“Mr Speaker, it is very unfortunate that a new culture is emerging in this house,” said Vice President Mokgweetsi Masisi minutes after the Molepolole North MP, Mohammad Khan was ejected from the house.
Masisi had been taking pot shots at the Leader of the Opposition, Duma Boko, from across the floor and Khan felt compelled to defend Boko who was not in the house. The exchange turned testy then outright nasty, at which point the Deputy Speaker, Kagiso Molatlhegi, ordered Khan to leave the house. The MP didn’t move as fast as Molatlhegi wanted and he instructed security personnel to throw Khan out ÔÇô which they literally did.
Another opposition MP, Dr. Phenyo Butale, suffered similar fate in 2016 on the very first day of the winter session of parliament. The MP sought to table a motion without notice on the water and power crisis. Molatlhegi, got into a protracted verbal joust with Umbrella for Democratic Change MPs. The result was the sensational, unBotswana incident immortalised in press photographs of an honourable member of parliament being dragged out of the chamber by security guards kicking and screaming.

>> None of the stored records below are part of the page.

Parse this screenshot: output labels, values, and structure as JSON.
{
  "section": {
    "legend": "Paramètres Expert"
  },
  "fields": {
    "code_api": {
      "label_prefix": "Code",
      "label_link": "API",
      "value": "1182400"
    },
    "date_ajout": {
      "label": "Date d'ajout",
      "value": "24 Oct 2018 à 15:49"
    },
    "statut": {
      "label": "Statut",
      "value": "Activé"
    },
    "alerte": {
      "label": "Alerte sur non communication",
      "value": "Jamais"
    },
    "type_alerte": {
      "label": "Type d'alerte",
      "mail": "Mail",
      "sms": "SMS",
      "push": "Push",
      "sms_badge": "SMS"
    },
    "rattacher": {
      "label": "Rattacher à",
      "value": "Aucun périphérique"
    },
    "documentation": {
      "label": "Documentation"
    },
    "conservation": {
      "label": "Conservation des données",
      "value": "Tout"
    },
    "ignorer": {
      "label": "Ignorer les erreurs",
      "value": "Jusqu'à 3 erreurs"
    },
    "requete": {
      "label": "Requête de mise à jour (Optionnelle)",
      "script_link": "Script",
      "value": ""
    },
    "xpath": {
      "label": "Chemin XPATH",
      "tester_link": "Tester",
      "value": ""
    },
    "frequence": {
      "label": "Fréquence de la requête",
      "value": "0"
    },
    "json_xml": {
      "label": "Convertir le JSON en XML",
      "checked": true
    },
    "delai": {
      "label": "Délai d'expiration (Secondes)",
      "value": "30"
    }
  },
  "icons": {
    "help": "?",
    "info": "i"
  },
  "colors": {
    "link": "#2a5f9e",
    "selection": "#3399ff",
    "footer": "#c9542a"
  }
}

“It is shameful for us to be doing this and utterly childish,” said Masisi, once Khan had been ejected. “I would plead that whoever is doing it on either side of the house stops.
Masisi, who has been sounding more and more presidential as April 1 draws nearer, was right about either side acting in an immature manner. On an objective basis, “either side of the house” would also include the speakership because both are members of the ruling party and have made patently biased rulings that rankle with members of the opposition. One of the reasons why previous parliaments were spared spectacles like last week’s was because, just by following the proceedings, a stranger would never have been able tell what party the speaker belonged to. That is not the case nowadays.

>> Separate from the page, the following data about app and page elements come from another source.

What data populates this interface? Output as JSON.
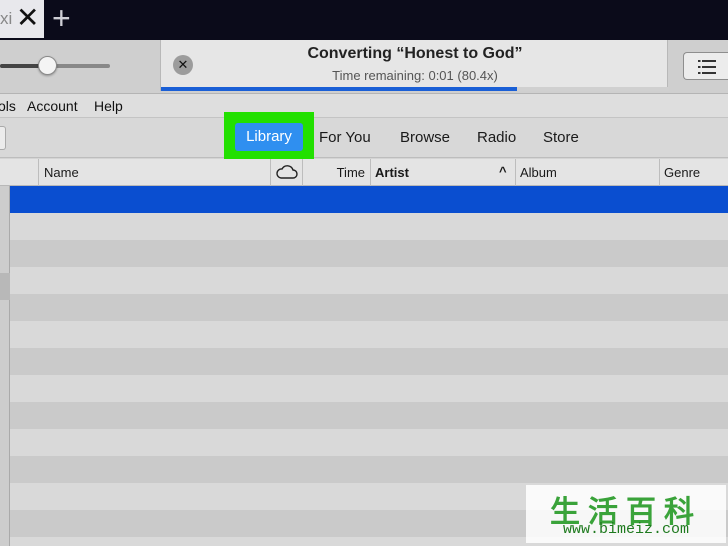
{
  "browser": {
    "tab_text": "xi",
    "close_glyph": "✕",
    "new_tab_glyph": "+"
  },
  "player": {
    "volume_fraction": 0.43,
    "status_title": "Converting “Honest to God”",
    "status_subtitle": "Time remaining: 0:01 (80.4x)",
    "progress_fraction": 0.7,
    "cancel_glyph": "✕"
  },
  "menu": {
    "items": [
      "ols",
      "Account",
      "Help"
    ]
  },
  "nav": {
    "items": [
      "Library",
      "For You",
      "Browse",
      "Radio",
      "Store"
    ],
    "selected": "Library"
  },
  "columns": {
    "name": "Name",
    "time": "Time",
    "artist": "Artist",
    "album": "Album",
    "genre": "Genre",
    "sort_glyph": "^"
  },
  "watermark": {
    "chinese": "生活百科",
    "url": "www.bimeiz.com"
  },
  "colors": {
    "selected_row": "#0a4ed0",
    "library_button": "#2f8ff0",
    "highlight_box": "#22e000",
    "progress": "#1a5fd6"
  }
}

The South African experience suggests that a biased speakership risks losing control of the house. To all intents and purpose, the Economic Freedom Fighters have more power over Speaker Baleka Mbete because she dug herself into a hole with a series of biased decisions.

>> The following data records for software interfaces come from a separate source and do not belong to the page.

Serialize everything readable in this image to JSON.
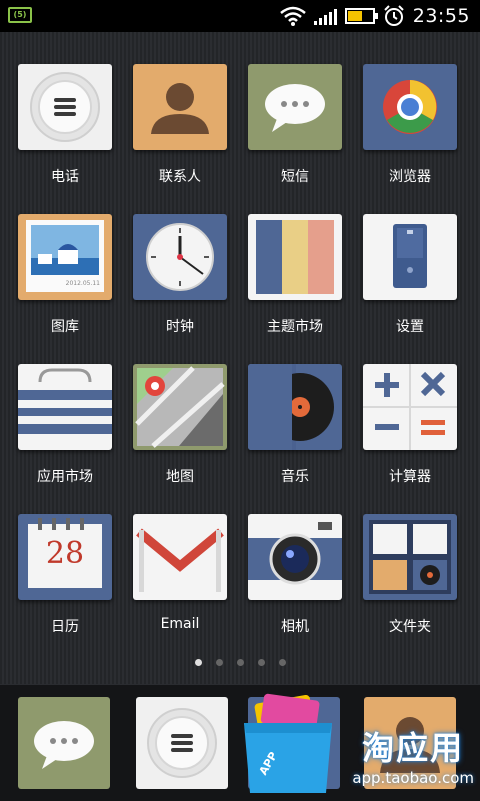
{
  "status_bar": {
    "left_badge": "(5)",
    "time": "23:55",
    "battery_level": 0.6
  },
  "apps": [
    {
      "label": "电话",
      "icon": "phone-icon"
    },
    {
      "label": "联系人",
      "icon": "contacts-icon"
    },
    {
      "label": "短信",
      "icon": "messages-icon"
    },
    {
      "label": "浏览器",
      "icon": "browser-icon"
    },
    {
      "label": "图库",
      "icon": "gallery-icon",
      "photo_caption": "2012.05.11"
    },
    {
      "label": "时钟",
      "icon": "clock-icon"
    },
    {
      "label": "主题市场",
      "icon": "themes-icon"
    },
    {
      "label": "设置",
      "icon": "settings-icon"
    },
    {
      "label": "应用市场",
      "icon": "app-market-icon"
    },
    {
      "label": "地图",
      "icon": "maps-icon"
    },
    {
      "label": "音乐",
      "icon": "music-icon"
    },
    {
      "label": "计算器",
      "icon": "calculator-icon"
    },
    {
      "label": "日历",
      "icon": "calendar-icon",
      "date": "28"
    },
    {
      "label": "Email",
      "icon": "email-icon"
    },
    {
      "label": "相机",
      "icon": "camera-icon"
    },
    {
      "label": "文件夹",
      "icon": "folder-icon"
    }
  ],
  "page_indicator": {
    "count": 5,
    "active": 1
  },
  "dock": [
    {
      "icon": "messages-icon"
    },
    {
      "icon": "phone-icon"
    },
    {
      "icon": "app-store-bag-icon",
      "badge": "APP"
    },
    {
      "icon": "contacts-icon"
    }
  ],
  "watermark": {
    "title": "淘应用",
    "url": "app.taobao.com"
  },
  "colors": {
    "tile_blue": "#4f6795",
    "tile_green": "#8f9a6d",
    "tile_orange": "#e0a86a",
    "tile_white": "#f2f2f2"
  }
}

Beyond biased rulings, the speakership of the Botswana parliament passively aids the toxicity of the chamber’s atmosphere by failing to rein a culture of ribbing that can go overboard and arouse emotions. Board of directors’ meetings would degenerate into chaos if this same conduct was allowed in the corporate sector. During last week’s fracas, the Molepolole South MP, Dr. Tlamelo Mmatli called on Molatlhegi to reprimand an unnamed “small-eared” ruling party MP (“wa ditsebenyana yo”) whom he felt was being disrespectful towards him. Impossibly, the Minister of Youth Empowerment, Sport and Culture Development, Thapelo Olopeng, believed the words were directed at him and rose on a point of order to protest bitterly.
Another deeply disturbing aspect is what instructions security personnel – who could well be armed – have been given by their superiors. For a security officer to manhandle an on-duty MP with obvious impunity strongly suggests that he is definitely certain about his job security.
The gravest concern about what is currently happening in parliament is what it could mean for Botswana’s much-touted peace and stability. How long before the fighting turns physical and spills out onto the streets along partisan lines?